▶ _WORK TO BE COMPLETED_
Take every line from the listing below that includes "meta" and copy it.

▶ _LISTED RECORDS_
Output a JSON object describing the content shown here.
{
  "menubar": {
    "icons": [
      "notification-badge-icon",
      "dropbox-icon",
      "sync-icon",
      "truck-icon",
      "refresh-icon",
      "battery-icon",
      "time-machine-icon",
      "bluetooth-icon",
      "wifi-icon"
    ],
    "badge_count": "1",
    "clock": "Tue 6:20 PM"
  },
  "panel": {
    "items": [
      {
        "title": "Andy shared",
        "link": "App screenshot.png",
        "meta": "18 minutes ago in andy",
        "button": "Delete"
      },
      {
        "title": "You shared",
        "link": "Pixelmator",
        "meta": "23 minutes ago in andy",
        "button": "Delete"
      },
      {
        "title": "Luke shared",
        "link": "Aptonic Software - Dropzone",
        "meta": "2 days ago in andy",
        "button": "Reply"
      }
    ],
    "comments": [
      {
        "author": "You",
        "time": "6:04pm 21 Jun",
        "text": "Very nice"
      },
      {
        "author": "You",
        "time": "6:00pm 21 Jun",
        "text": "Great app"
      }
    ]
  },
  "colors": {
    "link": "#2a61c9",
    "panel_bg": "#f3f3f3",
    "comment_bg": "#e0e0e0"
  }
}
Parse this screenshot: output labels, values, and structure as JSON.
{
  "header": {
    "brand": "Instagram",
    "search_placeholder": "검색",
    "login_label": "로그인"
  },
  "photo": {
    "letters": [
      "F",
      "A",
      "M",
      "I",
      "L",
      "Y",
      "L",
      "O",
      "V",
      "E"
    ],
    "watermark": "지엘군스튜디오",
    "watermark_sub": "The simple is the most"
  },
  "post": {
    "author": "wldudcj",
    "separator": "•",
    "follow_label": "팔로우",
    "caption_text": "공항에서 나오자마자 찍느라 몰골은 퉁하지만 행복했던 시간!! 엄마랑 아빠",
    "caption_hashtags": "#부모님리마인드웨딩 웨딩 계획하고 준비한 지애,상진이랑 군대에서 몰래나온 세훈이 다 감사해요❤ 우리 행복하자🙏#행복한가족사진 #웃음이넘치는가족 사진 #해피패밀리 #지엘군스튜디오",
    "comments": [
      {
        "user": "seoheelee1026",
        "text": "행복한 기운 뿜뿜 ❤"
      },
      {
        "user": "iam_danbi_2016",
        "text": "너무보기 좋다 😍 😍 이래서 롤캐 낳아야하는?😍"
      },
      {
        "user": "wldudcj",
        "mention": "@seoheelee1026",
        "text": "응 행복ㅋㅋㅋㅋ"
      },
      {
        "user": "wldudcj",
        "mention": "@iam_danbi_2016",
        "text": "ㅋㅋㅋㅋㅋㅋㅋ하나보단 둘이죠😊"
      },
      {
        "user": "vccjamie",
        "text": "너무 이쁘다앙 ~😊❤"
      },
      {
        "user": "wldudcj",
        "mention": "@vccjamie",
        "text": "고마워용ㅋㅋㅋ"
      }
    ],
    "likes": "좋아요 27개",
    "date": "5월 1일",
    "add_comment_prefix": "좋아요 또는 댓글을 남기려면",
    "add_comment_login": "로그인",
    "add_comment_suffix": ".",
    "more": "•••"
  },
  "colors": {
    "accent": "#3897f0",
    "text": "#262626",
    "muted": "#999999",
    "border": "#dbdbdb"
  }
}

▶ _SOLUTION BELOW_
        "meta": "18 minutes ago in andy",
        "meta": "23 minutes ago in andy",
        "meta": "2 days ago in andy",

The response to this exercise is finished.